How much did the program encourage you to use the language?

0 = No encouragement, 5 = frequent encouragement to use the language

How would you rate your language skills at the beginning of the program? None
How would you rate your language skills at the end of the program? Beginner
What was the highest level language course you had completed prior to departure? nothing
How many hours per day did you use the language?
Do you have any tips/advice on the best ways to practice the language for future study abroad participants? Speak to your roommates in the local language as much as possible so they can correct you when you make mistakes. Also try to order at restaurants in the local language.

Other Program Information

* Where did you live?

Select all that apply

  • Dorm
* Who did you live with?

Select all that apply

  • Local Students
  • International Students
* Who did you take classes with?

Select all that apply

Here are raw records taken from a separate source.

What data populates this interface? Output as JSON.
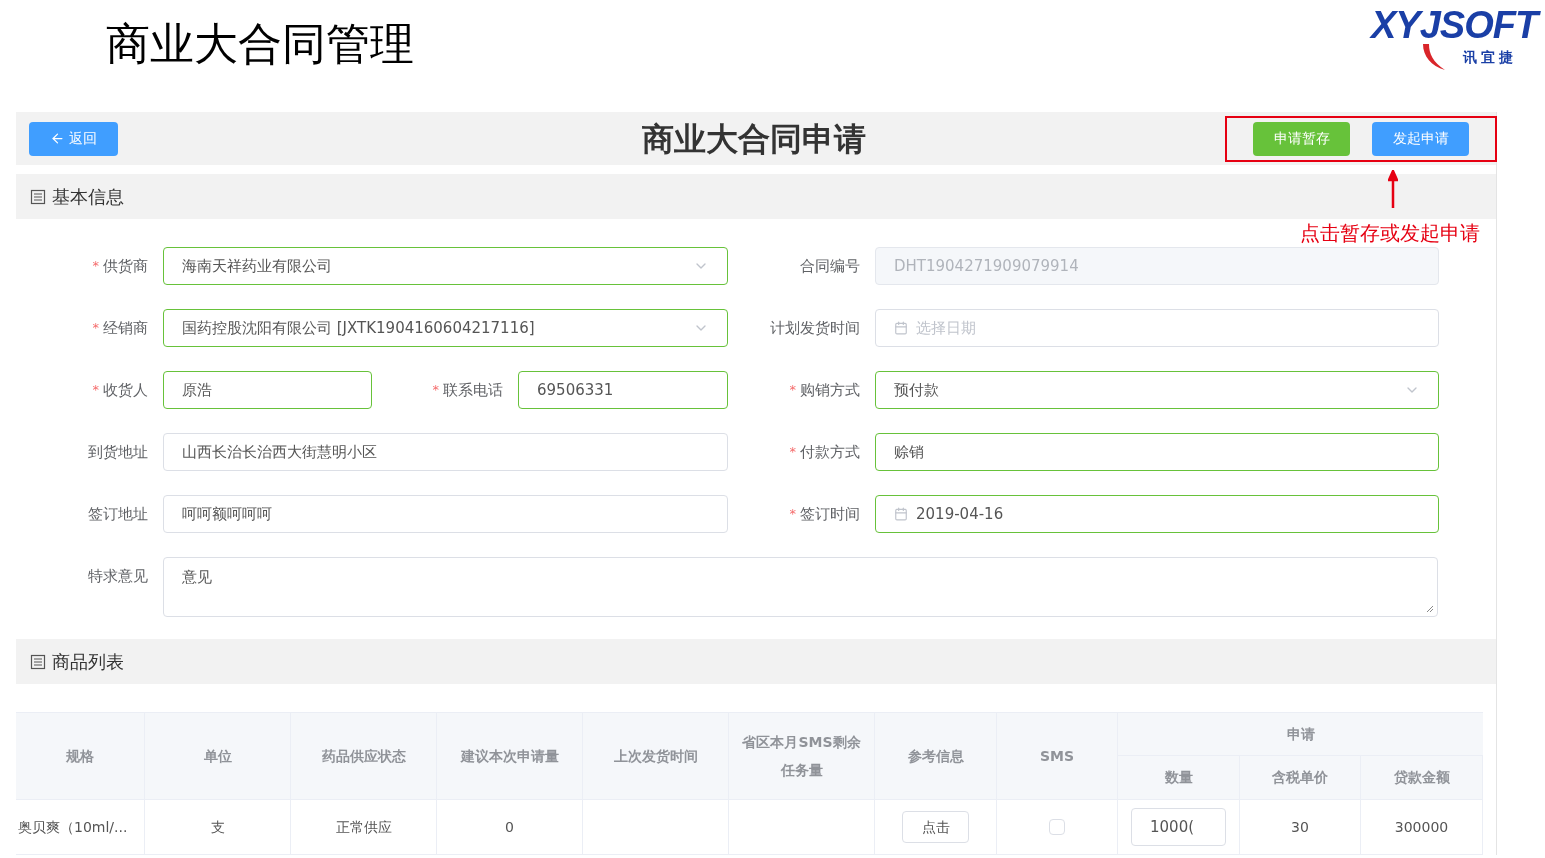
{
  "page_title": "商业大合同管理",
  "logo": {
    "wordmark": "XYJSOFT",
    "subtitle": "讯宜捷"
  },
  "header": {
    "back_button": "返回",
    "title": "商业大合同申请",
    "actions": [
      {
        "label": "申请暂存",
        "kind": "save"
      },
      {
        "label": "发起申请",
        "kind": "submit"
      }
    ]
  },
  "annotation": "点击暂存或发起申请",
  "basic_info": {
    "title": "基本信息",
    "rows": [
      [
        {
          "label": "供货商",
          "required_mark": "*",
          "kind": "select",
          "value": "海南天祥药业有限公司"
        },
        {
          "label": "合同编号",
          "kind": "input",
          "value": "DHT1904271909079914",
          "disabled": true
        }
      ],
      [
        {
          "label": "经销商",
          "required_mark": "*",
          "kind": "select",
          "value": "国药控股沈阳有限公司 [JXTK1904160604217116]"
        },
        {
          "label": "计划发货时间",
          "kind": "date",
          "placeholder": "选择日期"
        }
      ],
      [
        {
          "label": "收货人",
          "required_mark": "*",
          "kind": "input",
          "value": "原浩"
        },
        {
          "label": "联系电话",
          "required_mark": "*",
          "kind": "input",
          "value": "69506331"
        },
        {
          "label": "购销方式",
          "required_mark": "*",
          "kind": "select",
          "value": "预付款"
        }
      ],
      [
        {
          "label": "到货地址",
          "kind": "input",
          "value": "山西长治长治西大街慧明小区"
        },
        {
          "label": "付款方式",
          "required_mark": "*",
          "kind": "input",
          "value": "赊销"
        }
      ],
      [
        {
          "label": "签订地址",
          "kind": "input",
          "value": "呵呵额呵呵呵"
        },
        {
          "label": "签订时间",
          "required_mark": "*",
          "kind": "date",
          "value": "2019-04-16"
        }
      ],
      [
        {
          "label": "特求意见",
          "kind": "textarea",
          "value": "意见"
        }
      ]
    ]
  },
  "goods_list": {
    "title": "商品列表",
    "columns": [
      "规格",
      "单位",
      "药品供应状态",
      "建议本次申请量",
      "上次发货时间",
      "省区本月SMS剩余任务量",
      "参考信息",
      "SMS"
    ],
    "group": {
      "label": "申请",
      "columns": [
        "数量",
        "含税单价",
        "贷款金额"
      ]
    },
    "rows": [
      [
        {
          "kind": "text",
          "text": "奥贝爽（10ml/..."
        },
        {
          "kind": "text",
          "text": "支"
        },
        {
          "kind": "text",
          "text": "正常供应"
        },
        {
          "kind": "text",
          "text": "0"
        },
        {
          "kind": "empty"
        },
        {
          "kind": "empty"
        },
        {
          "kind": "button",
          "text": "点击"
        },
        {
          "kind": "checkbox",
          "checked": false
        },
        {
          "kind": "input",
          "text": "1000("
        },
        {
          "kind": "text",
          "text": "30"
        },
        {
          "kind": "text",
          "text": "300000"
        }
      ]
    ]
  }
}
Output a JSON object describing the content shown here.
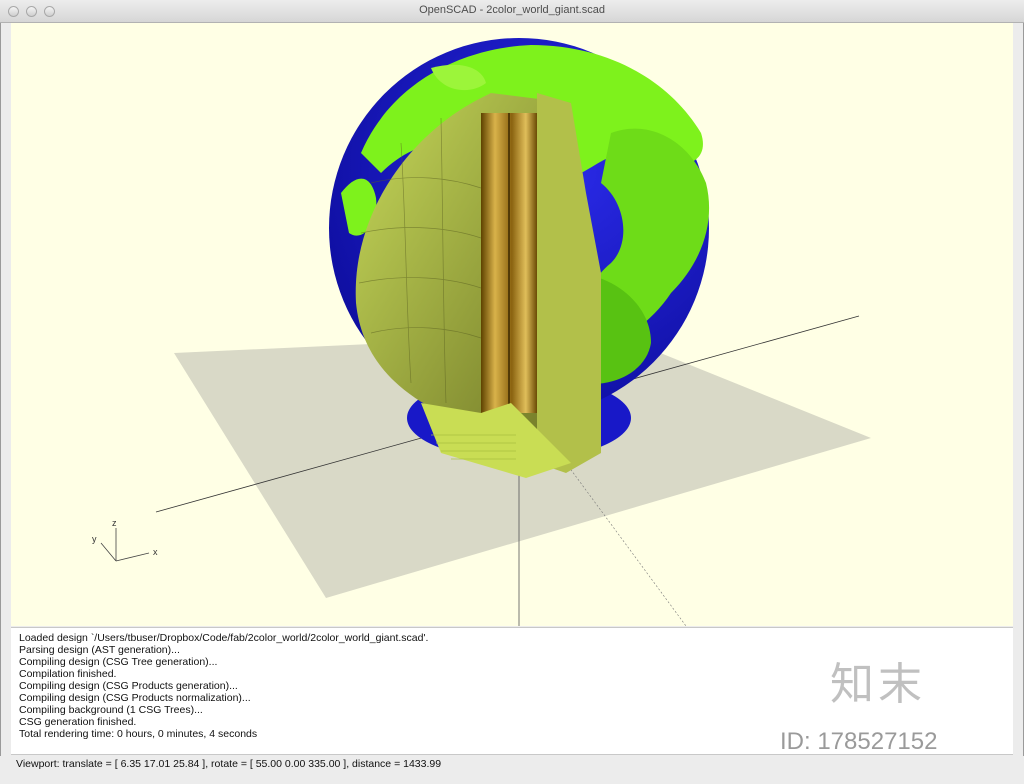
{
  "window": {
    "title": "OpenSCAD - 2color_world_giant.scad"
  },
  "viewport": {
    "axis_labels": {
      "x": "x",
      "y": "y",
      "z": "z"
    },
    "colors": {
      "background": "#ffffe5",
      "land": "#7ef21c",
      "ocean": "#1b1bd1",
      "cutaway": "#a8b73c",
      "core": "#b58a1e",
      "plane": "#d9d9c7"
    }
  },
  "console": {
    "lines": [
      "Loaded design `/Users/tbuser/Dropbox/Code/fab/2color_world/2color_world_giant.scad'.",
      "Parsing design (AST generation)...",
      "Compiling design (CSG Tree generation)...",
      "Compilation finished.",
      "Compiling design (CSG Products generation)...",
      "Compiling design (CSG Products normalization)...",
      "Compiling background (1 CSG Trees)...",
      "CSG generation finished.",
      "Total rendering time: 0 hours, 0 minutes, 4 seconds"
    ]
  },
  "statusbar": {
    "text": "Viewport: translate = [ 6.35 17.01 25.84 ], rotate = [ 55.00 0.00 335.00 ], distance = 1433.99"
  },
  "watermark": {
    "brand": "知末",
    "id": "ID: 178527152"
  }
}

  • Americans
  • International Students
About how many local friends did you make that you will likely keep in touch with?

A Look Back

* What did you like most about the program?
  • The people
  • Learning two new languages (Arabic and Hebrew)
  • How beautiful Israel is.
* What could be improved?
  • A student cafeteria
  • Better Arabic program
  • More field trips
* What do you know now that you wish you knew before going on this program? That the Arabic program is subpar, and that I would have to make most of my meals.

Individual Course Reviews

Course Name/Rating:

Arab-Israeli Conflict

Course Department: Political Science
Instructor: Zachary Levi
Instruction Language: English
Comments: The course was challenging only due to the topic at hand. We did not go on any field trips, however we discuss a lot about how Haifa related to the conflict and other well known Israeli cities that students were likely to have already visited on their own time. The professor was extremely knowledgeable, but his best quality was his lack of bias. This class could so easily be taught from a very one-sided perspective, and yet he found a way to present both sides evenly and thus made the course all the more enjoyable. I think I was more engaged in the class than I would have been at Fordham, but I think this had a lot to do with the fact that I was living in Israel and wanted to know how Israelis thought of the conflict so I could better speak to them about their own experiences.
Credit Transfer Issues: No, Fordham has a class on the Palestinian-Israeli conflict so the credit transfered as if I took that class.